            Considerations for the Lightweight Directory Access
            Protocol (LDAP)", BCP 64, RFC 3383, September 2002.

9.2. Informative References

 [ZEILENGA] Zeilenga, K., "LDAP Content Synchronization Operation",
            Work in Progress, February 2004.

10. Authors' Addresses

 Roger Harrison
 Novell, Inc.
 1800 S. Novell Place
 Provo, UT 84606
 Phone: +1 801 861 2642
 EMail: roger_harrison@novell.com
 Kurt D. Zeilenga
 OpenLDAP Foundation
 EMail: Kurt@OpenLDAP.org

Harrison & Zeilenga Standards Track [Page 7] RFC 3771 LDAP Intermediate Response April 2004

11. Full Copyright Statement

 Copyright (C) The Internet Society (2004).  This document is subject
 to the rights, licenses and restrictions contained in BCP 78, and
 except as set forth therein, the authors retain all their rights.
 This document and the information contained herein are provided on an
 "AS IS" basis and THE CONTRIBUTOR, THE ORGANIZATION HE/SHE REPRESENTS
 OR IS SPONSORED BY (IF ANY), THE INTERNET SOCIETY AND THE INTERNET
 ENGINEERING TASK FORCE DISCLAIM ALL WARRANTIES, EXPRESS OR IMPLIED,
 INCLUDING BUT NOT LIMITED TO ANY WARRANTY THAT THE USE OF THE
 INFORMATION HEREIN WILL NOT INFRINGE ANY RIGHTS OR ANY IMPLIED
 WARRANTIES OF MERCHANTABILITY OR FITNESS FOR A PARTICULAR PURPOSE.

Intellectual Property

 The IETF takes no position regarding the validity or scope of any
 Intellectual Property Rights or other rights that might be claimed to
 pertain to the implementation or use of the technology described in
 this document or the extent to which any license under such rights
 might or might not be available; nor does it represent that it has
 made any independent effort to identify any such rights.  Information
 on the procedures with respect to rights in RFC documents can be
 found in BCP 78 and BCP 79.
 Copies of IPR disclosures made to the IETF Secretariat and any
 assurances of licenses to be made available, or the result of an
 attempt made to obtain a general license or permission for the use of
 such proprietary rights by implementers or users of this
 specification can be obtained from the IETF on-line IPR repository at
 http://www.ietf.org/ipr.
 The IETF invites any interested party to bring to its attention any
 copyrights, patents or patent applications, or other proprietary
 rights that may cover technology that may be required to implement
 this standard.  Please address the information to the IETF at ietf-
 ipr@ietf.org.

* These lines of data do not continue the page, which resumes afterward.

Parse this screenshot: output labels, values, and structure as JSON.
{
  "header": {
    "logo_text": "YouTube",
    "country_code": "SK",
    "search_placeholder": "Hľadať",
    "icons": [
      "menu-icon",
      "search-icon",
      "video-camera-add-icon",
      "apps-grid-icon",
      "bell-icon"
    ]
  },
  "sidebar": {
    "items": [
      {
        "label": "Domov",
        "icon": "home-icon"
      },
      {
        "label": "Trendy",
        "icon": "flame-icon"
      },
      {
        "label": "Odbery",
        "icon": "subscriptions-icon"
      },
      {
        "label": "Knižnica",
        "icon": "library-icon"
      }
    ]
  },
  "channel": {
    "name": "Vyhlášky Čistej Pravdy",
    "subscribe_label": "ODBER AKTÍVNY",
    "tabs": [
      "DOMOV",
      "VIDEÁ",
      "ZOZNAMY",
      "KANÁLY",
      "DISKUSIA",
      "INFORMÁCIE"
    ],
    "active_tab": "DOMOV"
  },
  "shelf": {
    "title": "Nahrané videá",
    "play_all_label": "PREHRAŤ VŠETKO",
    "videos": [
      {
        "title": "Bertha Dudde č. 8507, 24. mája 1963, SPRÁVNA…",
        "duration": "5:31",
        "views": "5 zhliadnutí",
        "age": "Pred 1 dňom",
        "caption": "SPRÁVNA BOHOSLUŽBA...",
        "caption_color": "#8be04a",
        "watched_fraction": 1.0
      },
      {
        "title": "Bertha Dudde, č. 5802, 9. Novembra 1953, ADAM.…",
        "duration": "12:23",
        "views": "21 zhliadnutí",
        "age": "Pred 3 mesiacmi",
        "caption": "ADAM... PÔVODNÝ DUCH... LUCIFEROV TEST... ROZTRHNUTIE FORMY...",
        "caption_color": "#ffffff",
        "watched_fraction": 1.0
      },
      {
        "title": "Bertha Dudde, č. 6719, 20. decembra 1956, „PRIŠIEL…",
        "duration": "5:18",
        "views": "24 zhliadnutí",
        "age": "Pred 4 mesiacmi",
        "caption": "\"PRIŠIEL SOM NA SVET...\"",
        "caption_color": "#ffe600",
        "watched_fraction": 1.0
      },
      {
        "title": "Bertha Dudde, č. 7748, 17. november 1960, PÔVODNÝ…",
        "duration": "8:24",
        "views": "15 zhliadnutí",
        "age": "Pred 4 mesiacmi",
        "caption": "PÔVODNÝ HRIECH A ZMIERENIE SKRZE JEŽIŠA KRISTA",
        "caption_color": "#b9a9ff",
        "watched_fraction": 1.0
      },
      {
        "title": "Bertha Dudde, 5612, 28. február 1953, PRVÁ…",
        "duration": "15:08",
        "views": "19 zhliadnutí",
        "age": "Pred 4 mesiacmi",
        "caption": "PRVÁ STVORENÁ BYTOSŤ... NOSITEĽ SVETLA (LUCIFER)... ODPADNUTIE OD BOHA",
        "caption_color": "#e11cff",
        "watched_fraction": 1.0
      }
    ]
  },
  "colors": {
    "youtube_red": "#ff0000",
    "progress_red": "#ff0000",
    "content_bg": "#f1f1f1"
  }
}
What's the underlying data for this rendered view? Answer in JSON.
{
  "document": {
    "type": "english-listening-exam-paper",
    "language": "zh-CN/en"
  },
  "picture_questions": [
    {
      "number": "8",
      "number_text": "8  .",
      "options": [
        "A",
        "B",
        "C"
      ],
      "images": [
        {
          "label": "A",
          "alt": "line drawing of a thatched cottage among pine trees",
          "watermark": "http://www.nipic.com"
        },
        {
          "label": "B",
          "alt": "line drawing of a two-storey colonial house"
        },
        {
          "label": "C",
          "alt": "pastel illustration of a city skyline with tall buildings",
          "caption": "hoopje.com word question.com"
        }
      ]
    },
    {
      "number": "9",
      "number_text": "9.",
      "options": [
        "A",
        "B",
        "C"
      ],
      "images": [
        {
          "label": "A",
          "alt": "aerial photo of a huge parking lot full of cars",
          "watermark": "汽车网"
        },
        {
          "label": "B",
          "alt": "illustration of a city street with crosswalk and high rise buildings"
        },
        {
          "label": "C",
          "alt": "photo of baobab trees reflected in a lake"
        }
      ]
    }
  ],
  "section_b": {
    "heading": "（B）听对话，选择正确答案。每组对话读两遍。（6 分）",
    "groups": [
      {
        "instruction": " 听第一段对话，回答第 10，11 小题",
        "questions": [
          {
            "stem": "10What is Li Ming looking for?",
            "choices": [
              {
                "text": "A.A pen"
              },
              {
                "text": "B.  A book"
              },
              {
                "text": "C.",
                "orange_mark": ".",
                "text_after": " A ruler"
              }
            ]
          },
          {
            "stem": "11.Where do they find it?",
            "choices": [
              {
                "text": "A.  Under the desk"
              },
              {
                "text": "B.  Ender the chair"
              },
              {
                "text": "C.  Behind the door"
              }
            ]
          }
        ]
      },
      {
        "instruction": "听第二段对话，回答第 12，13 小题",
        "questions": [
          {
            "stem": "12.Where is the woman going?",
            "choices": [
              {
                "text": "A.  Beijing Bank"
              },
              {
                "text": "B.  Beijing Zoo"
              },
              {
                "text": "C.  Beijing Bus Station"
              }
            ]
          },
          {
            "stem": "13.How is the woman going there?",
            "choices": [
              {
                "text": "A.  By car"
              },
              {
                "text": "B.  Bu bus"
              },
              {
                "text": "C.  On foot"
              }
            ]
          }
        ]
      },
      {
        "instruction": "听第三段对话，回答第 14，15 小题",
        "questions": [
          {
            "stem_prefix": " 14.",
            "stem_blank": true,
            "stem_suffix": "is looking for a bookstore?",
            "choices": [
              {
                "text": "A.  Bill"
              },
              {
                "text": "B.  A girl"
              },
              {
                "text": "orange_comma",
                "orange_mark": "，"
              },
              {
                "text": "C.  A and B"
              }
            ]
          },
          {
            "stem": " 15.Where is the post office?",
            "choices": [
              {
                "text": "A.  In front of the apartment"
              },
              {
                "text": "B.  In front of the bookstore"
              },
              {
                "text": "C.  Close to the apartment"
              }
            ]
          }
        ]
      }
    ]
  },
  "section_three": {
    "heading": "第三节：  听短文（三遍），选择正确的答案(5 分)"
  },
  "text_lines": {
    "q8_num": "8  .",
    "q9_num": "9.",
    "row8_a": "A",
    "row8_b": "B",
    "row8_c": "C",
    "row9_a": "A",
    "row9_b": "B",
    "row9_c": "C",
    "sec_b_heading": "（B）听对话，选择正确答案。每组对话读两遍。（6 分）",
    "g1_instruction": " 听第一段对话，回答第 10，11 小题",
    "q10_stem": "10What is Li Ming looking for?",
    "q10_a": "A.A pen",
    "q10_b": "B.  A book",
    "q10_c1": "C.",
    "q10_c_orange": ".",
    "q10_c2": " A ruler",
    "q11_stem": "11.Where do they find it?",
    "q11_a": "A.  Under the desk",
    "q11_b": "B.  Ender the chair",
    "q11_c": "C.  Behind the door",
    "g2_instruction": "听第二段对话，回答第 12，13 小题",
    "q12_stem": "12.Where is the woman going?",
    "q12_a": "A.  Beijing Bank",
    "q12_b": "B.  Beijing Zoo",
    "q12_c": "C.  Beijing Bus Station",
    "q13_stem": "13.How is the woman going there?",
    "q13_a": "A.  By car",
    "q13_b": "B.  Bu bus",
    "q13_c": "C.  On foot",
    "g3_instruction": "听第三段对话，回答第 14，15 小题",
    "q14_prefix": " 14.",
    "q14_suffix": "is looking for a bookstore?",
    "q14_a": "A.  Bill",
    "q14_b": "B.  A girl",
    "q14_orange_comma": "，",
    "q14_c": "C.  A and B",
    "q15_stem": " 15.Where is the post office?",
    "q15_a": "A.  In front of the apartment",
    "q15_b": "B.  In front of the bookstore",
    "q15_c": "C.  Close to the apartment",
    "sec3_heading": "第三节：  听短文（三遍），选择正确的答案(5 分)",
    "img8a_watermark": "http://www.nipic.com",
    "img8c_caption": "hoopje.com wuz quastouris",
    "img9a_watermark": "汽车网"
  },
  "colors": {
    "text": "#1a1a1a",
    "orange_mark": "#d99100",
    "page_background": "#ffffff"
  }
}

Acknowledgement

 Funding for the RFC Editor function is currently provided by the
 Internet Society.

Harrison & Zeilenga Standards Track [Page 8]

/data/webs/external/dokuwiki/data/pages/rfc/rfc3771.txt · Last modified: 2004/04/26 20:42 (external edit)